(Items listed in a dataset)
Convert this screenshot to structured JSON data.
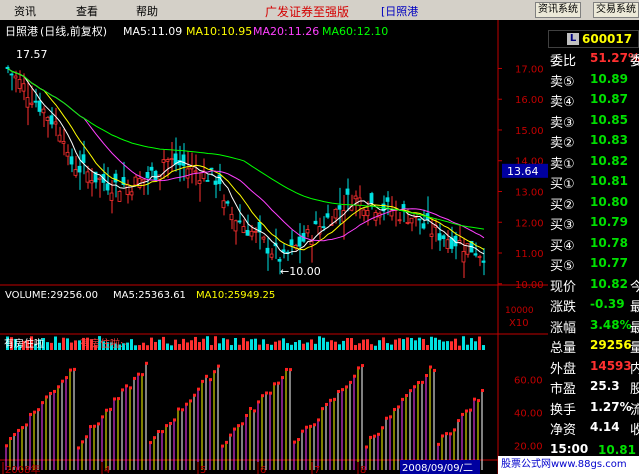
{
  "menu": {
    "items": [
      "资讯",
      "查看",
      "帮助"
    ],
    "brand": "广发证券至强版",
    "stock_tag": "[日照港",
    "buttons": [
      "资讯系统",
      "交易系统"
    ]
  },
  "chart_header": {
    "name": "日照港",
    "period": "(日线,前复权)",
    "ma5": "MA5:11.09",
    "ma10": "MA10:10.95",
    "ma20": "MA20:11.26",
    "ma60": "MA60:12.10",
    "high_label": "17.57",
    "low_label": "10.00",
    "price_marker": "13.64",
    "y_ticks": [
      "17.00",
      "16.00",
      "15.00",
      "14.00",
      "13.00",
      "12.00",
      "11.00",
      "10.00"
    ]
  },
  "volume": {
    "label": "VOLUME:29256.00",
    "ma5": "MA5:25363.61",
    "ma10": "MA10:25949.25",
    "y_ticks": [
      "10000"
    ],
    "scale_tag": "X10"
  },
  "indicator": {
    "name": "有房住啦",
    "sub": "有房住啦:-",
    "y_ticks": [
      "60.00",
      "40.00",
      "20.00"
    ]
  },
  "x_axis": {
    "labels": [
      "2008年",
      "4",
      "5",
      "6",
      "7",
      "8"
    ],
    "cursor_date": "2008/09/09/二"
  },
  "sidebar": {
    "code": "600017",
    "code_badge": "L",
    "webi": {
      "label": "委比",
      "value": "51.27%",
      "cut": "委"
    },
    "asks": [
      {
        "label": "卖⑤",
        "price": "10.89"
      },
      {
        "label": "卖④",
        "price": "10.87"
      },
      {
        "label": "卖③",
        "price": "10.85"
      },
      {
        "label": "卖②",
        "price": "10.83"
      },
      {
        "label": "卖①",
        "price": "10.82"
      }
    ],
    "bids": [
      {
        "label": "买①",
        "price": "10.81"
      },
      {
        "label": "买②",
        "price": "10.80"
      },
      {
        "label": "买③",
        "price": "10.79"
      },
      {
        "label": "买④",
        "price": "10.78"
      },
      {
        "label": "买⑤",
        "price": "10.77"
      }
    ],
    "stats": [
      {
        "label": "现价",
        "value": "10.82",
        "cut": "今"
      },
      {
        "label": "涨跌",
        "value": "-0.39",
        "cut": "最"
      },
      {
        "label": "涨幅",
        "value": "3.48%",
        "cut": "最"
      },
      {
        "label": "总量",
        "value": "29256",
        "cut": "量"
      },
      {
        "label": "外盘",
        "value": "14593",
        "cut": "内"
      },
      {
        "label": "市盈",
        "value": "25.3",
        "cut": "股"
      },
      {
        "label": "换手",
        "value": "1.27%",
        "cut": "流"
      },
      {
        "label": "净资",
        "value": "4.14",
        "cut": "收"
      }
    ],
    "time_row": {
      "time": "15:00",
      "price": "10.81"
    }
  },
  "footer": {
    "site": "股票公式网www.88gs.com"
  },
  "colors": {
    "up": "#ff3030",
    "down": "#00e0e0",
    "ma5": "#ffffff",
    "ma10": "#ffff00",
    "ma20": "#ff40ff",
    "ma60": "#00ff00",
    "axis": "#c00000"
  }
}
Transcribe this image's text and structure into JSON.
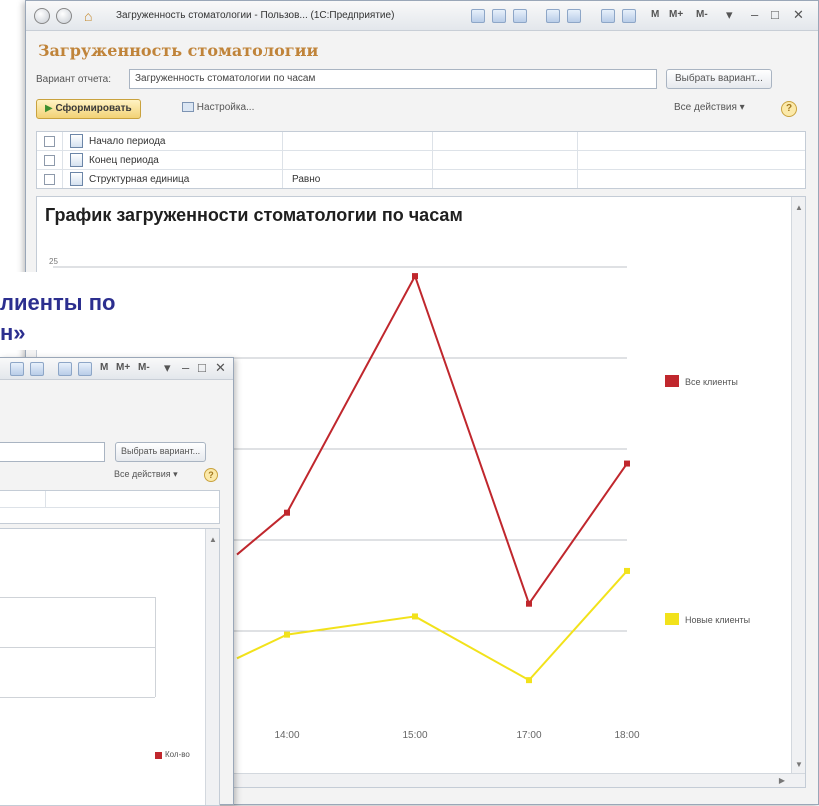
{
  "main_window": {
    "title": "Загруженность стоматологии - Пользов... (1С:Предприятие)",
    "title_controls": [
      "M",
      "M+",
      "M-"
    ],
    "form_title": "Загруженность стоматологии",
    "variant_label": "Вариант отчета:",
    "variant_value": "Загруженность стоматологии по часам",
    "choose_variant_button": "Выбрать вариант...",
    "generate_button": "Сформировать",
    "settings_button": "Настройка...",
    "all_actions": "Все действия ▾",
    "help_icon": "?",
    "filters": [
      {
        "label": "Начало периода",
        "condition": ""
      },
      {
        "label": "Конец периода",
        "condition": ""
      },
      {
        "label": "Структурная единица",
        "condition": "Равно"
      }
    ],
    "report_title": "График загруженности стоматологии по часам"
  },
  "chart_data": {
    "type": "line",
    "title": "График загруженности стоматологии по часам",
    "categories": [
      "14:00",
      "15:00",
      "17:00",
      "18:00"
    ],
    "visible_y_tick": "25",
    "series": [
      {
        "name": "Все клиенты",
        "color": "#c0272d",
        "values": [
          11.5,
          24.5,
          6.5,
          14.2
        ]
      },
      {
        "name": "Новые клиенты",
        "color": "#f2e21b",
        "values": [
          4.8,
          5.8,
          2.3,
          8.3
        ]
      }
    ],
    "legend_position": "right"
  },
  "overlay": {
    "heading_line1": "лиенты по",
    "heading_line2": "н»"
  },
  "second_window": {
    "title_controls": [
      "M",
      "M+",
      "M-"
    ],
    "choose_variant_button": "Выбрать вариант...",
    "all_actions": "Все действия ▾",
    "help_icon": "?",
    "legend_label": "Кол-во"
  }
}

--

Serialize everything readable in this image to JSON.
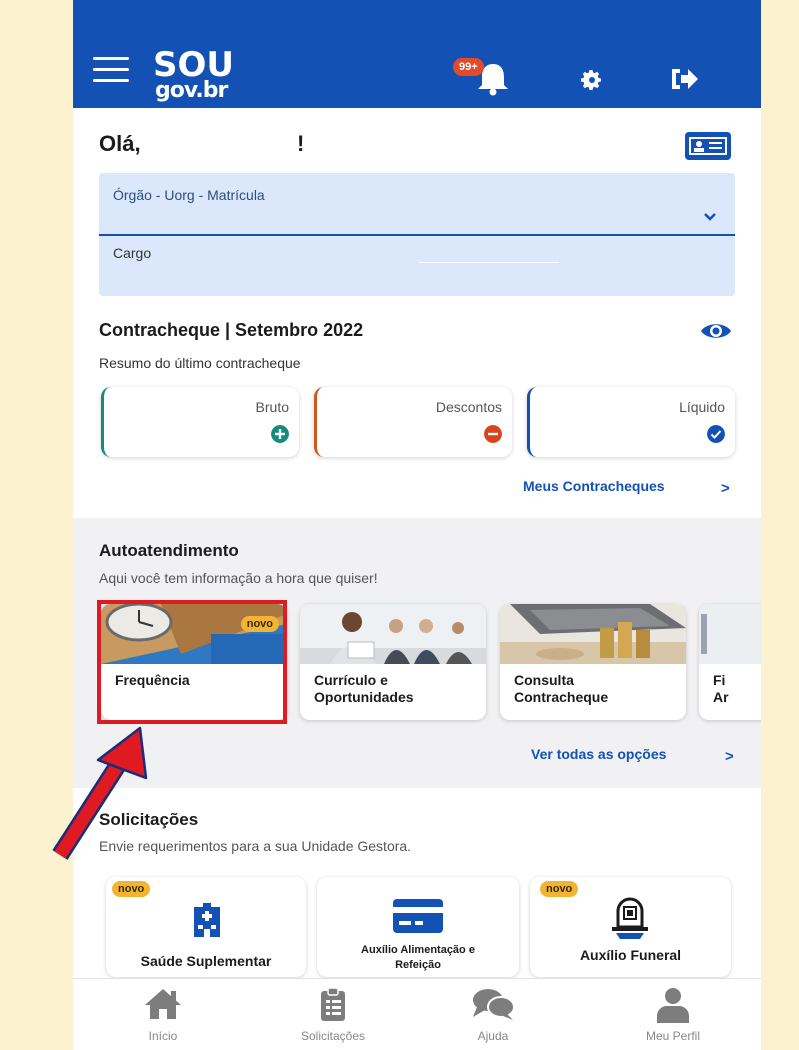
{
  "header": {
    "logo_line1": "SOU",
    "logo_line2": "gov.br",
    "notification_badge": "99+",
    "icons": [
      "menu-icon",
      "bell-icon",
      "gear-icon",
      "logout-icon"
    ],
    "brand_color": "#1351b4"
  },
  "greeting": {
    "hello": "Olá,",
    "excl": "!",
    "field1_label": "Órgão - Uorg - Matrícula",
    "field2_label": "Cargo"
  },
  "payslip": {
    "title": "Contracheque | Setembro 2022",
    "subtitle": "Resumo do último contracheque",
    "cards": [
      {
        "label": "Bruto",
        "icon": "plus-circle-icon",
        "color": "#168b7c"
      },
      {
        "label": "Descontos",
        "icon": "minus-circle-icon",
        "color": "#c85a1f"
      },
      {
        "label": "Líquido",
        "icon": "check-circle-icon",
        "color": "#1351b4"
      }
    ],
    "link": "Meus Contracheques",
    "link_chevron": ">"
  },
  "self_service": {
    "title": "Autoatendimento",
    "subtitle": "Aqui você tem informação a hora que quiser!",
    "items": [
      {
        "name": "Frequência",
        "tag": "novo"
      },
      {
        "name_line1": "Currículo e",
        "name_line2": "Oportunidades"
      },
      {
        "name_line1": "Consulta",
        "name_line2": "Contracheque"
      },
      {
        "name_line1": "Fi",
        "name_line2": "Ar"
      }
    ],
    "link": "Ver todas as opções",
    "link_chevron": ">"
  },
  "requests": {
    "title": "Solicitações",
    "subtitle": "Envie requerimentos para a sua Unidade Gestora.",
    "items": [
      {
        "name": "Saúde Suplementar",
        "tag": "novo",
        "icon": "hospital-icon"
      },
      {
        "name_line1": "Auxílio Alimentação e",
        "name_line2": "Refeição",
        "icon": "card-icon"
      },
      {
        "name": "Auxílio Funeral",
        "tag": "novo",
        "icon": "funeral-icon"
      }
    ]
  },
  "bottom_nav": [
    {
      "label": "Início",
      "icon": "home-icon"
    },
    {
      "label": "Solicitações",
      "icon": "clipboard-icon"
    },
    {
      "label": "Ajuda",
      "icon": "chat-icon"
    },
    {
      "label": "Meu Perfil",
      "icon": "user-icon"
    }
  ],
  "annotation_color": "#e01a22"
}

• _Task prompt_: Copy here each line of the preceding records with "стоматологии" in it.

• _Expected answer_:
    "title": "Загруженность стоматологии - Пользов... (1С:Предприятие)",
    "form_title": "Загруженность стоматологии",
    "variant_value": "Загруженность стоматологии по часам",
    "report_title": "График загруженности стоматологии по часам"
    "title": "График загруженности стоматологии по часам",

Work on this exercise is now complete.